Although there were notable absentees from major Western-based construction, quarry and mining equipment manufacturers, attendees remarked on the counter trend among manufacturers from the People’s Republic of China who were present in considerable force—some 106 companies signed up to exhibit. The PRC was also one of the nations sending an official delegation to the exhibition. It is clear that Chinese firms intend to compete in international construction and mining markets as well as meeting still-growing demand in China itself.

For visitors working with earthmoving, mines and quarries, South Africa’s Bell Equipment had a significant new model on show. Still the only supplier to offer an articulated dump truck with a 50-ton (45-mt) rated payload, Bell unveiled a 45-ton-capacity machine to fill the gap between its B50D and B40D models. Bell says the B45D is completely new and unique in its category. It has a 350-kW Mercedes-Benz engine, slightly smaller than the B50’s 390-kW diesel. Its dump body is as wide, but slightly less high, giving it a lower center of gravity. The differential and drop box ratios are the same as for the B50D.

Bell Equipment Product Marketing Manager for ADTs, Stephen Jones said that the rationale behind the B45D is to fill a gap that exists in the market for an ADT that has a larger payload than a 40-ton unit, thereby providing more option to meet site and customer specific needs.

“Some of our competitors decided to fill this need in the market by marginally increasing the payload of their existing 40-ton truck. However, we opted to introduce a completely new machine because our customer poll showed that they consider our B40D to be an optimized package in terms of efficiency, reliability and a match for production tools. In practice the B45 will take an additional scoop from a loading excavator as opposed to a mere specification upgrade.

“The B45D is based on the B50D and, as such, its shares the same proven components that have been used in the 50-tonner since 2002. It is fitted with the 16-litre Mercedes Benz OM502LA engine but has an output of 350 kW as opposed to the 390-kW rating of our flagship.

“The differential ratio and final drive ratio are the same as the B50D. Likewise, the rod and barrel of the tip cylinders are also the same size as the larger truck, but with a shorter length to aid the tipping geometry.
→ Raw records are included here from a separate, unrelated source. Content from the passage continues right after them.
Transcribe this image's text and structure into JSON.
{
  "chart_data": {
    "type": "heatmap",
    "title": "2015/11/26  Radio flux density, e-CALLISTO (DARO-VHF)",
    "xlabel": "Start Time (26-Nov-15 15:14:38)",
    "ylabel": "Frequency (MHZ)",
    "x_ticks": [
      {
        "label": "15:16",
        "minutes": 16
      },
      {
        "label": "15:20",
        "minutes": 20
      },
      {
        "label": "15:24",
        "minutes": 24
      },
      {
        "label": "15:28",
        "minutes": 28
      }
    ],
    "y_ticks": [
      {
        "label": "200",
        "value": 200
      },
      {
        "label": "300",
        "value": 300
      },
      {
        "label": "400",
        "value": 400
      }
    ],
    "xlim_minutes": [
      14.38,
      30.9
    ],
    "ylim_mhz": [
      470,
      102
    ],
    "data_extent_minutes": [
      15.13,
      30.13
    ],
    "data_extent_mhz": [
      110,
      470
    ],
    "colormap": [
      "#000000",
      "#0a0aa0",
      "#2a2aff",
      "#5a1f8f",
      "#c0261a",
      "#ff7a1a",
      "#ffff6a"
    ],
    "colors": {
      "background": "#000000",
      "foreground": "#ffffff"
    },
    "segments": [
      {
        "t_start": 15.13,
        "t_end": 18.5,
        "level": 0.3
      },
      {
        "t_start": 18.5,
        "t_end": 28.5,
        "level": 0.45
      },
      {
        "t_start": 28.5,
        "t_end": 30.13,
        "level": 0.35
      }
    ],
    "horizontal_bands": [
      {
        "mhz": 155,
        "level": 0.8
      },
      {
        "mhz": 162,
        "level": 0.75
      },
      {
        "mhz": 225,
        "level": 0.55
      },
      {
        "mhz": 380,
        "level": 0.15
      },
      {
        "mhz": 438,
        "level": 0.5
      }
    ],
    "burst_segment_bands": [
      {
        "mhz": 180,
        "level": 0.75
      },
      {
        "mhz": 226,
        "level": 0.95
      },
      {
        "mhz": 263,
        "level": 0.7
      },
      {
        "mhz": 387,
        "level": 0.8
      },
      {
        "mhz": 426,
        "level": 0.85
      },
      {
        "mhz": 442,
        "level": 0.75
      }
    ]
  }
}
The width and low centre of gravity creates exceptional stability and the B45D is able to run on 29,5R25 tires at full speed and with a load.”

Other key features include wet disk braking on all six wheels and standard active front suspension with comfort ride walking beams as an option on the rear.


bauma 2010 event organizer Messe München reports that exhibitor interest has accounted for the entire exhibition space reserved for the show—540,000 m2 of exhibition halls and open-air space at the New Munich Trade Fair Center. In particular, said Exhibition Director Georg Moller: “Inquiries from first-time and regular exhibitors from Asia are more numerous than ever before”. This suggests that the proportion of international exhibitors will be greater than the 54% (1,643 of 3,002) recorded in 2007.

The organizers also expect the normally high level of innovative new products on display to be maintained. The VDMA, as conceptual sponsor of the event, will launch an international innovations prize. Covering five categories, the competition is open to all exhibitors at bauma 2010 and the deadline for entries is September 15, 2009 (

Within the underground mining segment of the exhibition visitors will be given an overview of recently developed continuous mining techniques for ore extraction and haulage. As well as eliminating the need to stop production for blasting this technology will increase face output rates while allowing selective mining without dilution.